TASK TO CARRY OUT:
Which lines of the entries contain the word "document"? Please list them.

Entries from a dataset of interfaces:
Content starts

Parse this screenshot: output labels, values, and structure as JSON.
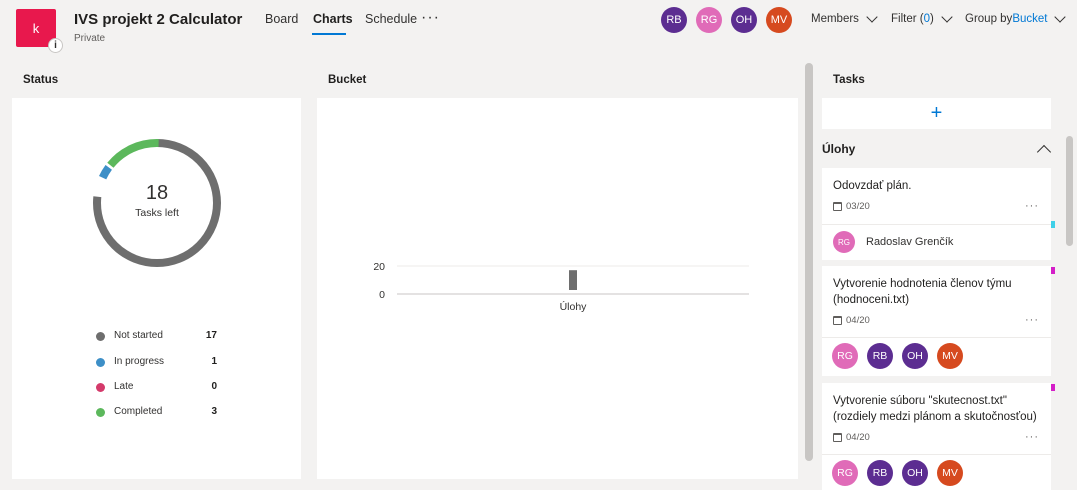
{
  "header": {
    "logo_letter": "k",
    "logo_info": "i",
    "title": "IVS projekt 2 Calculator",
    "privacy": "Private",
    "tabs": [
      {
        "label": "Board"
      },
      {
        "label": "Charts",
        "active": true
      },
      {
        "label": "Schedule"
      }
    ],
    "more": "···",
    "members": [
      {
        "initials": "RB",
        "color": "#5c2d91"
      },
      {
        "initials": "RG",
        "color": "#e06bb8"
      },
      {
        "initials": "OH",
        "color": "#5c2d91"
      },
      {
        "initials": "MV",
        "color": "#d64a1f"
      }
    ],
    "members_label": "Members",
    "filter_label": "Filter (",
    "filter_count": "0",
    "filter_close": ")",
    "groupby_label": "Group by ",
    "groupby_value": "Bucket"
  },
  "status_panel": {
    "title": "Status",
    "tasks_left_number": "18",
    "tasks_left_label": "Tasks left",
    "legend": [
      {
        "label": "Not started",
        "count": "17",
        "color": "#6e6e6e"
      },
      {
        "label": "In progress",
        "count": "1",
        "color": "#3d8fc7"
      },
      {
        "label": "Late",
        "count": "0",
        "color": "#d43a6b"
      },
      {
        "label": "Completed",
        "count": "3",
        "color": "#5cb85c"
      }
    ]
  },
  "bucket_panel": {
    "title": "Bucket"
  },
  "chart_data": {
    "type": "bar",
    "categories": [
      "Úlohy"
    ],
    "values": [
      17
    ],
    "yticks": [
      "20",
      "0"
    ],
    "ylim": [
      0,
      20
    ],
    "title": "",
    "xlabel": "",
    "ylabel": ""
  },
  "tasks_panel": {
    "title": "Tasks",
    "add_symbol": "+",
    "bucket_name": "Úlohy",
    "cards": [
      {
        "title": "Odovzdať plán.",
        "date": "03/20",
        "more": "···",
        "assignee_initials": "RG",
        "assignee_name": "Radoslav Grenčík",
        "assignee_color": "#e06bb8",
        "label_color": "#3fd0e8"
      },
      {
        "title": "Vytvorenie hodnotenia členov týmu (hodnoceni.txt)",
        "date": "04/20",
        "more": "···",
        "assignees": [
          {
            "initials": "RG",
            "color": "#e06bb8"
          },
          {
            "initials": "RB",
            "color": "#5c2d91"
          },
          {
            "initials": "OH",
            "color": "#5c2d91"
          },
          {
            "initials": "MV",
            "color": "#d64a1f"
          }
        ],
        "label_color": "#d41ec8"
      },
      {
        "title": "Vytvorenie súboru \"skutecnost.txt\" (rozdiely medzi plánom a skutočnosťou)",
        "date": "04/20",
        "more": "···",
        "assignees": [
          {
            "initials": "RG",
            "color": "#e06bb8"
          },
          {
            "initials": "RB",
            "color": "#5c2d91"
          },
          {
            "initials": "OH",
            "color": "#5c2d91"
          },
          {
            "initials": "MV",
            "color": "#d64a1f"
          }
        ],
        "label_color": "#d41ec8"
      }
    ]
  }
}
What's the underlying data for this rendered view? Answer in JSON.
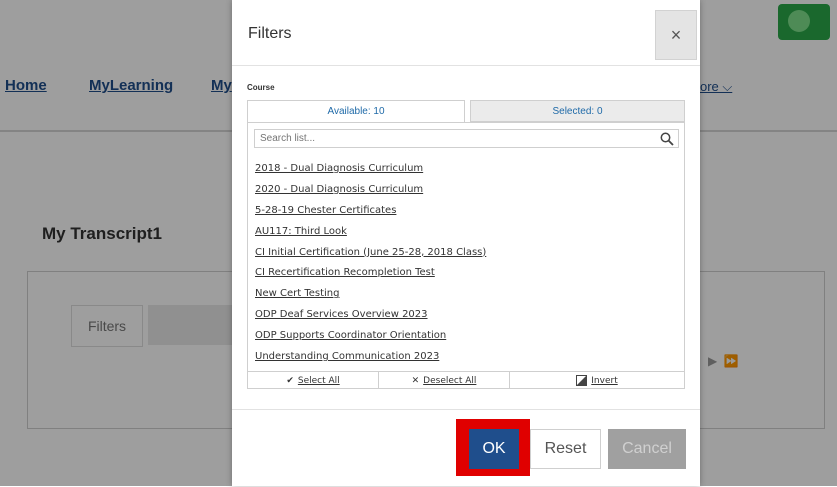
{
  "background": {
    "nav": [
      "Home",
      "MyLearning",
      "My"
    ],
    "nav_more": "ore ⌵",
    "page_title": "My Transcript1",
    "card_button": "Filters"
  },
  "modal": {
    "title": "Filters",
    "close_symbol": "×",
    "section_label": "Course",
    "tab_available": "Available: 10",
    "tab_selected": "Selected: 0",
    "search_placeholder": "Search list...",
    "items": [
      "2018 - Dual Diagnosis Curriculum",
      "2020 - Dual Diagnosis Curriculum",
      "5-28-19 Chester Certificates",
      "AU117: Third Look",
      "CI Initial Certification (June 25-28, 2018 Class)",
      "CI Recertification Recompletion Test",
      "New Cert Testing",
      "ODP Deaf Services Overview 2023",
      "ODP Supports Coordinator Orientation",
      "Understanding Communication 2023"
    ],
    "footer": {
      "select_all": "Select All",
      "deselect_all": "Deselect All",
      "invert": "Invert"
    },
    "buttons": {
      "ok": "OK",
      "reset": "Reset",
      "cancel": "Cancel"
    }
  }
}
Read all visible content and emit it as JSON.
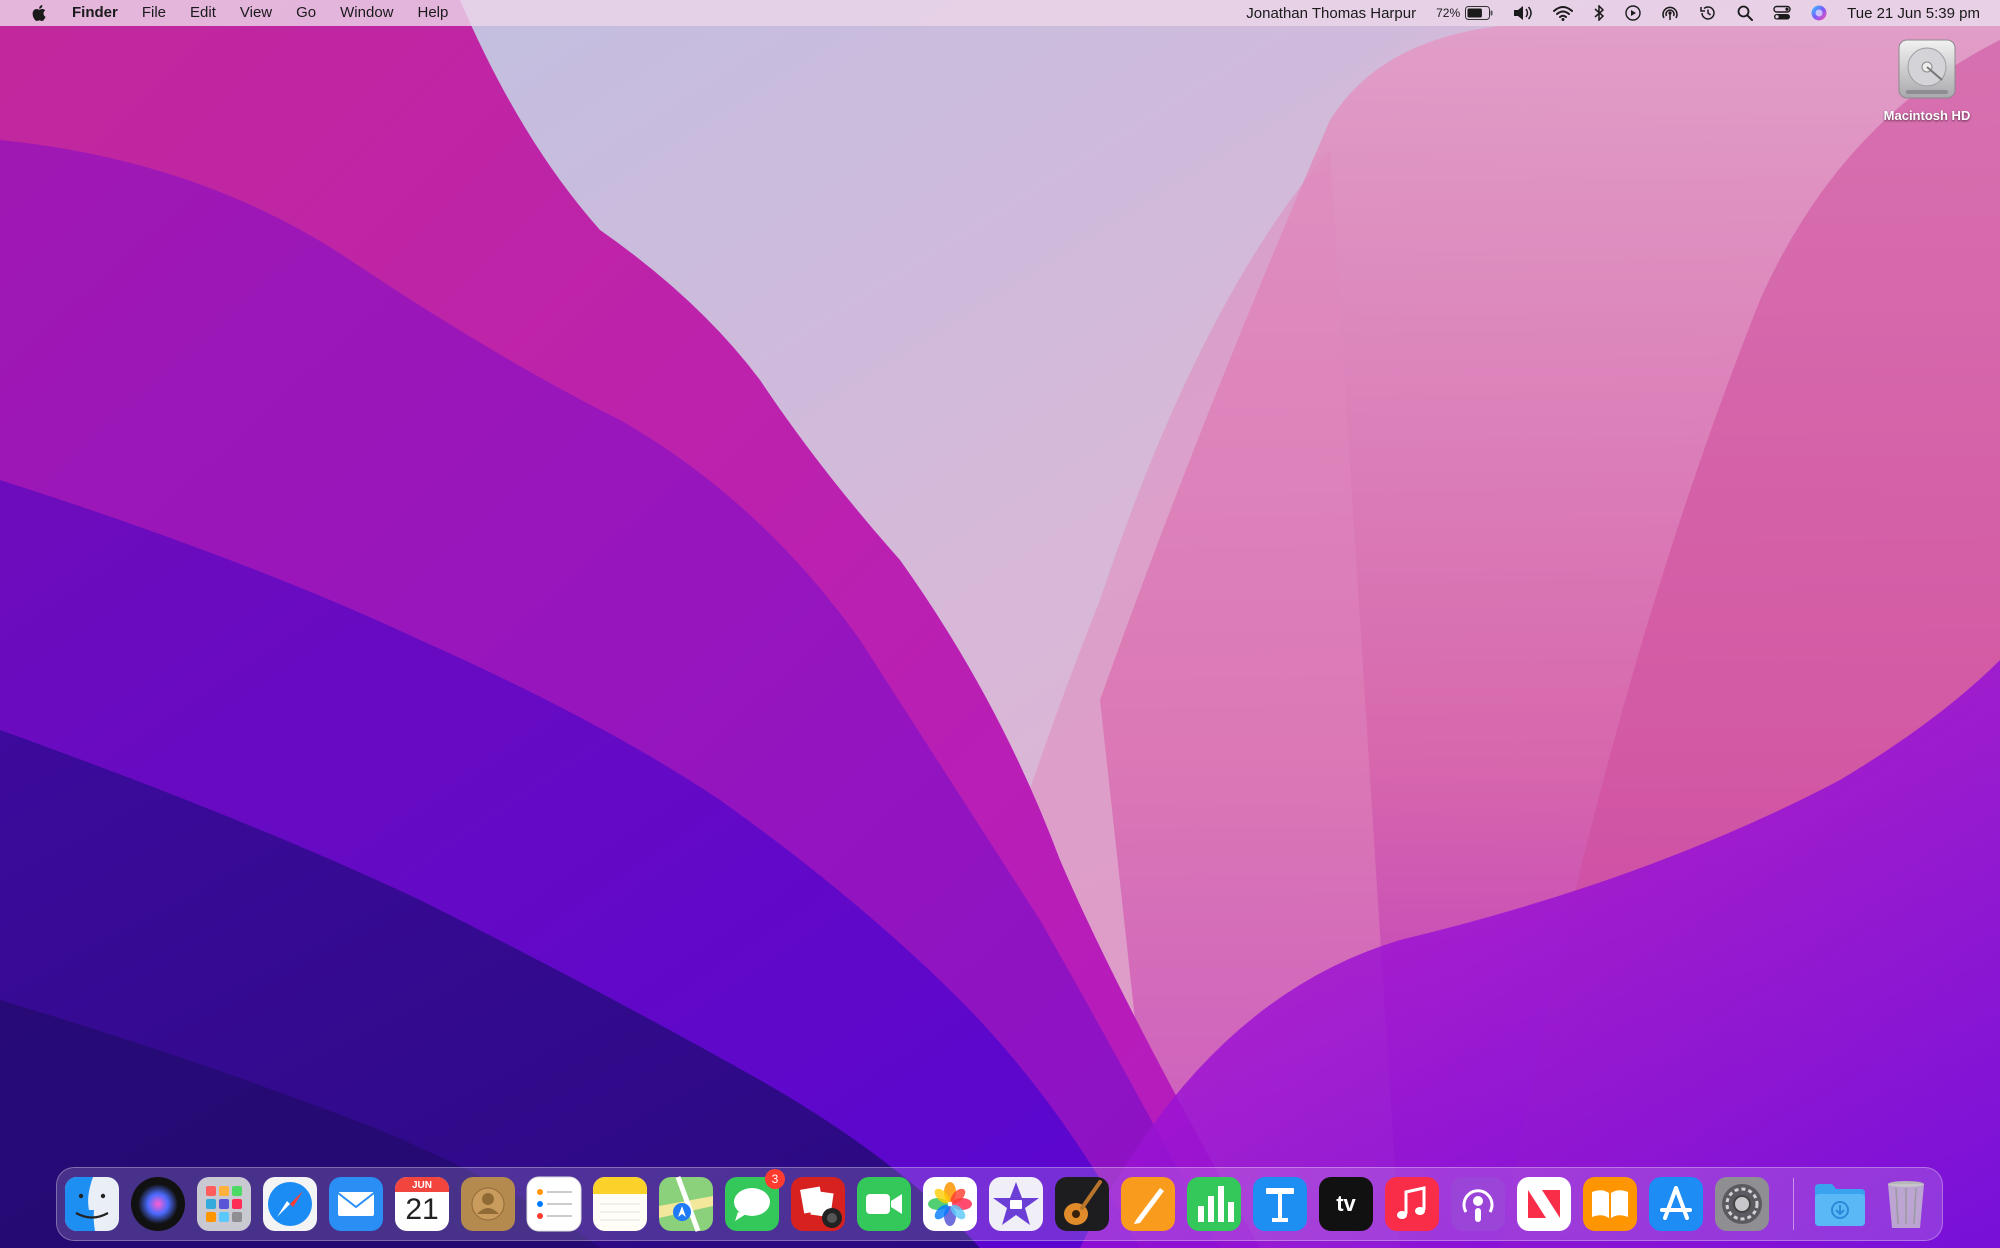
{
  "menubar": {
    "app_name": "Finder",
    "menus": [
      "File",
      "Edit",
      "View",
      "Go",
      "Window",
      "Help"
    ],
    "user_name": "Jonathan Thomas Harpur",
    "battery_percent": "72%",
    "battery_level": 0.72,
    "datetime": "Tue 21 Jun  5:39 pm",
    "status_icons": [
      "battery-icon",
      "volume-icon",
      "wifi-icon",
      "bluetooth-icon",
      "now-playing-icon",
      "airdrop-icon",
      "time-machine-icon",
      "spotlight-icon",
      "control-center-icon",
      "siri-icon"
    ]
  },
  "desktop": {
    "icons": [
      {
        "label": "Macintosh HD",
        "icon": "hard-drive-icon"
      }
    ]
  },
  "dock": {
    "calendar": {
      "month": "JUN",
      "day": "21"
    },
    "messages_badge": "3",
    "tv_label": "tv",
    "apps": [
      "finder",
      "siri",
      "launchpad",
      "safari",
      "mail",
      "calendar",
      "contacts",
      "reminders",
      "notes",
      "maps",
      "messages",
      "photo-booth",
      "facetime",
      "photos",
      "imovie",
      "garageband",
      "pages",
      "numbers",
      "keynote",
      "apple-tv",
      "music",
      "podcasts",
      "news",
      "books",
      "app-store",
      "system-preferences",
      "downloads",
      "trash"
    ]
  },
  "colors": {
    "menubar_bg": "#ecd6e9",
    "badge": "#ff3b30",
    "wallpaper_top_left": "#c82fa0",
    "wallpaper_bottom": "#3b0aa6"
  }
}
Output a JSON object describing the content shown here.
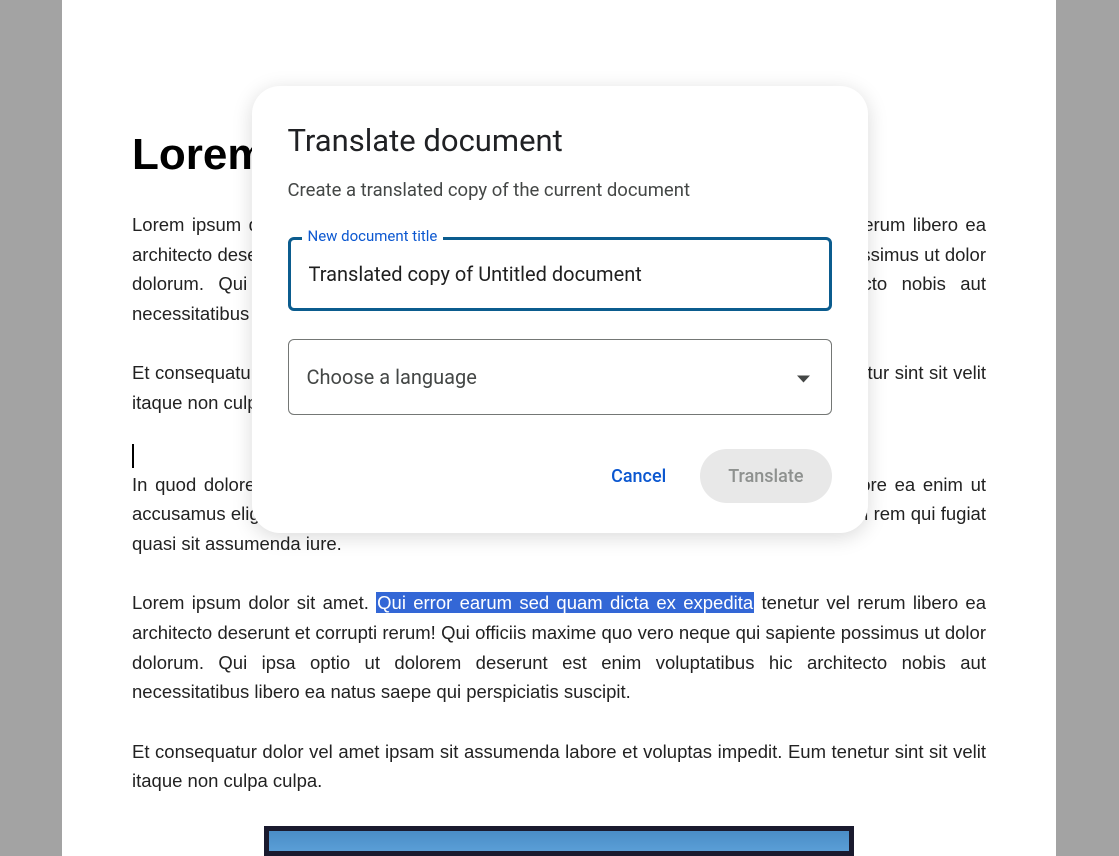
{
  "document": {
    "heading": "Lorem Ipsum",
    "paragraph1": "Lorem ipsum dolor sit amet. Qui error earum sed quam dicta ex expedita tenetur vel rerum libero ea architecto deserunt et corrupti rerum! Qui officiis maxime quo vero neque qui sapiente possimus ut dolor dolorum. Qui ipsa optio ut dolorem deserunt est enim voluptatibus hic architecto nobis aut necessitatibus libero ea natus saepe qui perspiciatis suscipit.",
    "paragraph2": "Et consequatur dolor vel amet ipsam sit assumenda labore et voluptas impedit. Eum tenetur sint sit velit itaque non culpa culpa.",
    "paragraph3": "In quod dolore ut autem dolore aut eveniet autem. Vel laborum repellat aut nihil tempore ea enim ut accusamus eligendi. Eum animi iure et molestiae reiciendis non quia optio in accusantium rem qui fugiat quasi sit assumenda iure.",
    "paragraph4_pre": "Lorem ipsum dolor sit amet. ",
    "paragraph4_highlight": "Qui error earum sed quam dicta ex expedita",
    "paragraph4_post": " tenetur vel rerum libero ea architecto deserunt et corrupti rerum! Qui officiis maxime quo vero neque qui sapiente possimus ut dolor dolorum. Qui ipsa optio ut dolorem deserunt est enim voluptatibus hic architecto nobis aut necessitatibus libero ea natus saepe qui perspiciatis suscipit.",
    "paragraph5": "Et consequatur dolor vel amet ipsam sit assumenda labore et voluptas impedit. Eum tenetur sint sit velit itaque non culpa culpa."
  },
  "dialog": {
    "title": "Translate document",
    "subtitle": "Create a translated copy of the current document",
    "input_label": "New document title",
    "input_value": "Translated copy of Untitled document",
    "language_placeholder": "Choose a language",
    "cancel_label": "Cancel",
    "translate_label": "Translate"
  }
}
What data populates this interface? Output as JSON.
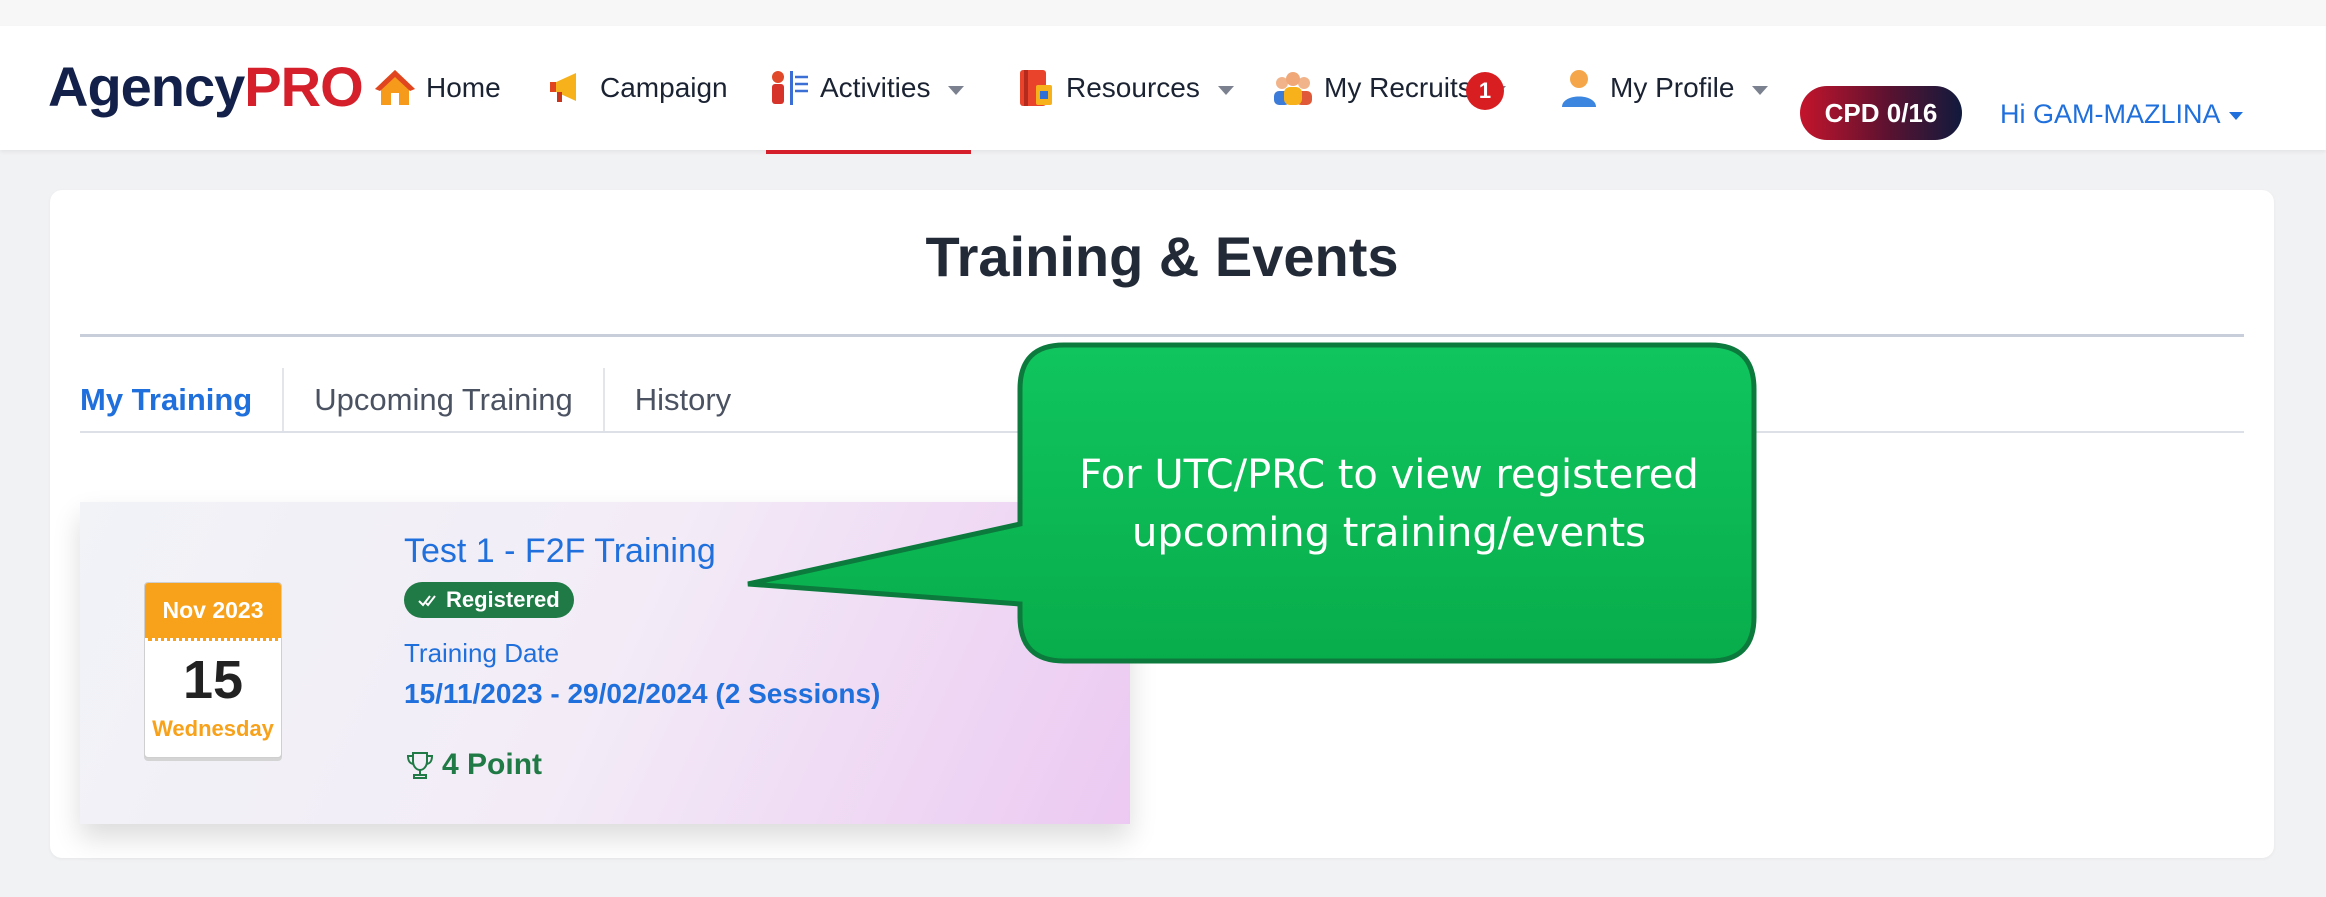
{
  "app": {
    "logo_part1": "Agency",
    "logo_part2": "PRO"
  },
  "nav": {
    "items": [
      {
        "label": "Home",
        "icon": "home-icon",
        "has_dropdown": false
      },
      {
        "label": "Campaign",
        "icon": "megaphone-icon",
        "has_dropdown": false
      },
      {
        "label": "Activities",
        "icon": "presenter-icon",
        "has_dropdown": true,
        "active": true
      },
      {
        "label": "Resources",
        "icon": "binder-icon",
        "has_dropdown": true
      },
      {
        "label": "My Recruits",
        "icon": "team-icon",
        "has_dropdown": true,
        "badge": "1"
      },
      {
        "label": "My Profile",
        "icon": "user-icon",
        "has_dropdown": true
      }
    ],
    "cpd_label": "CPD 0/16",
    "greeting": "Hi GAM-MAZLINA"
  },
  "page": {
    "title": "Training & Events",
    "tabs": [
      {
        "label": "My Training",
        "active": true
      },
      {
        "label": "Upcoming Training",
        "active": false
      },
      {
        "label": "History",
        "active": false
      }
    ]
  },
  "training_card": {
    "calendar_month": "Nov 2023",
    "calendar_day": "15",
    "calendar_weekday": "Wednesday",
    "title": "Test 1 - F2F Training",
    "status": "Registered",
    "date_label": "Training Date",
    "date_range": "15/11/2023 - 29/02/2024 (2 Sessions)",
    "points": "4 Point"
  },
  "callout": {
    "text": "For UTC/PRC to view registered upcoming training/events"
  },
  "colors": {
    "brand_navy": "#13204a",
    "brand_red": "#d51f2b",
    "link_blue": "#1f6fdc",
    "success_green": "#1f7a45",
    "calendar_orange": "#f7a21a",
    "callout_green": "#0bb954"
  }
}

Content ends

EXERCISE ANSWER:
  "document": {
    "title": "Translate document",
    "subtitle": "Create a translated copy of the current document",
    "input_label": "New document title",
    "input_value": "Translated copy of Untitled document",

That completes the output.